In addition to revisiting your notes at different times throughout the year, you might also look for opportunities to discuss key ideas with someone else - either a fellow student or someone outside of The Open University who is interested in contemporary social science debates. This can provide a helpful stimulus to internalizing them. Debating issues with someone else may well help you to generate further questions and critical observations, all part of processing and interrogating m
Author(s): The Open University

One of the main purposes of this course is to help you develop two kinds of skills:

• the general skills of being a student

• some skills which are particularly associated with the way social scientists work.

Both are of fundamental importance to your success in studying other courses. This course is about the very basic study skills of reading and taking notes. These are basic in the sense that they are the foundation for al
Author(s): The Open University

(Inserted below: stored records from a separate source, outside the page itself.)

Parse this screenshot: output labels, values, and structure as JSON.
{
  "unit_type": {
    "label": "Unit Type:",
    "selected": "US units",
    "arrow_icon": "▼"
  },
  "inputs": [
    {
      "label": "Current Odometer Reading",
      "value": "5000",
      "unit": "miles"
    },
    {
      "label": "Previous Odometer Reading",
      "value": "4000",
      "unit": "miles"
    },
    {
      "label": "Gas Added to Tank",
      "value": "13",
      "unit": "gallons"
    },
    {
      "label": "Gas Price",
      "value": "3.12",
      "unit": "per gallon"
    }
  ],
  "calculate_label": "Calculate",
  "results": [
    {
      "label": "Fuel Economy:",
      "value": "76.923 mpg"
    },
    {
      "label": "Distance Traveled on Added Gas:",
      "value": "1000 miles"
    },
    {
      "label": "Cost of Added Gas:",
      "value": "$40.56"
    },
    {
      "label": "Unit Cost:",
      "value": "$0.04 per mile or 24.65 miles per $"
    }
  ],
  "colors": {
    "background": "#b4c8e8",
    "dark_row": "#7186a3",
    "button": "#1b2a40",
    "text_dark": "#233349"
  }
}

What distinguishes psychological research from common sense is that psychologists approach information and knowledge in a systematic and consciously articulated way. They use rules and procedures about how to build and apply theories, how to design studies to test hypotheses, how to collect data and use them as evidence, and how to evaluate all forms of knowledge. (See Figure 1, â€˜The cycle of enquiryâ€™ in Author(s): The Open University

A second kind of data is people's inner experiences, including their feelings, beliefs and motives. These cannot be directly seen from the outside; they remain private unless freely spoken about or expressed in some other way. Examples of these inner experiences include feelings, thoughts, images, representations, dreams, fantasies, beliefs and motivations or reasons. These are only accessible to others via verbal or written reports or as inferred from behaviours such as non-verbal communicat
Author(s): The Open University

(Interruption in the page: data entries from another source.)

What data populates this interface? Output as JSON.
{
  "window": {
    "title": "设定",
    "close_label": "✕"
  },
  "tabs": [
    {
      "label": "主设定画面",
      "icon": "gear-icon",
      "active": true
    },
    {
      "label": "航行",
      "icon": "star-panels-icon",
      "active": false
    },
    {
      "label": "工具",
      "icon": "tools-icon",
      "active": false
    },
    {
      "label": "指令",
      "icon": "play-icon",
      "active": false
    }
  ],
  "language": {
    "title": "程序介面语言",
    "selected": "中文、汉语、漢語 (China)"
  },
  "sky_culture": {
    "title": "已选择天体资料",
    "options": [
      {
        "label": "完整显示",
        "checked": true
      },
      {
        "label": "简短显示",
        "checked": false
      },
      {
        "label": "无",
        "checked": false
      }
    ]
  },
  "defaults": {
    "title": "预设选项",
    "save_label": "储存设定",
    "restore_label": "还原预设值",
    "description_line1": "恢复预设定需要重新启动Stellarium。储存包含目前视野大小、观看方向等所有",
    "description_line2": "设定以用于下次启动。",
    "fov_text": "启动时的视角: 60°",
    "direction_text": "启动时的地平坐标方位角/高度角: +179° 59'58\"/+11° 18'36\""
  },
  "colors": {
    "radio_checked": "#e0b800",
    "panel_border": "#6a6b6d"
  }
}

Later in 2013, OpenLearn free courses will be available to be downloaded or taken away in several formats:

• print format
• course content XML
• OU XML package
• IMS Content Package
• IMS Common Cartridge
• plain zip
• Moodle back-up.

At the asset level, the major formats you will find are:

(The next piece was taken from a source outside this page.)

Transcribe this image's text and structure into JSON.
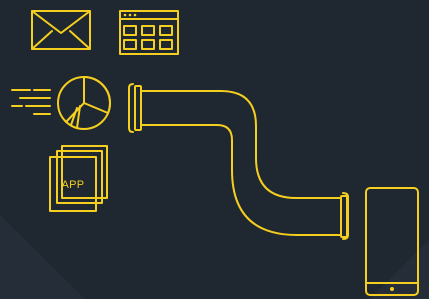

• text in XML or PDF
• animations in Flash
• i
Author(s): The Open University

If we look specifically at OpenLearn free courses, the content comprises both the course (structured self-study resources) as well as the individual assets that make up a course.

The assets of a course are the materials such as text, images, animations, audio clips, etc., which are likely to be in different digital formats. In some cases a course will consist of just one asset, but most contain a variety.

As the number of OpenLearn free courses grows, so does the variety available
Author(s): The Open University

It is best to start to settle on the aims and objectives/outcomes (these terms are variously used around the world but are largely interchangeable) of your free course as soon as possible. You looked at the intended learning outcomes of some courses in Section 1. The difference between aims and objectives is that the aim is the general statement of what you hope the course will achieve, usually expressed in terms of what you will be presenting in the course; the objectives are what you intend
Author(s): The Open University

When seeking content for adaptation and re-use in open educational contexts there are several tools available to support discovery. Many of these tools are the result of experimental prototyping and short-term funded projects, however, and therefore carry with them a certain amount of risk. Not all are sustained beyond the life of the funding, but these initiatives have sought to use a variety of search technologies to support the discovery of generic and domain-specific OERs. As we move forw
Author(s): The Open University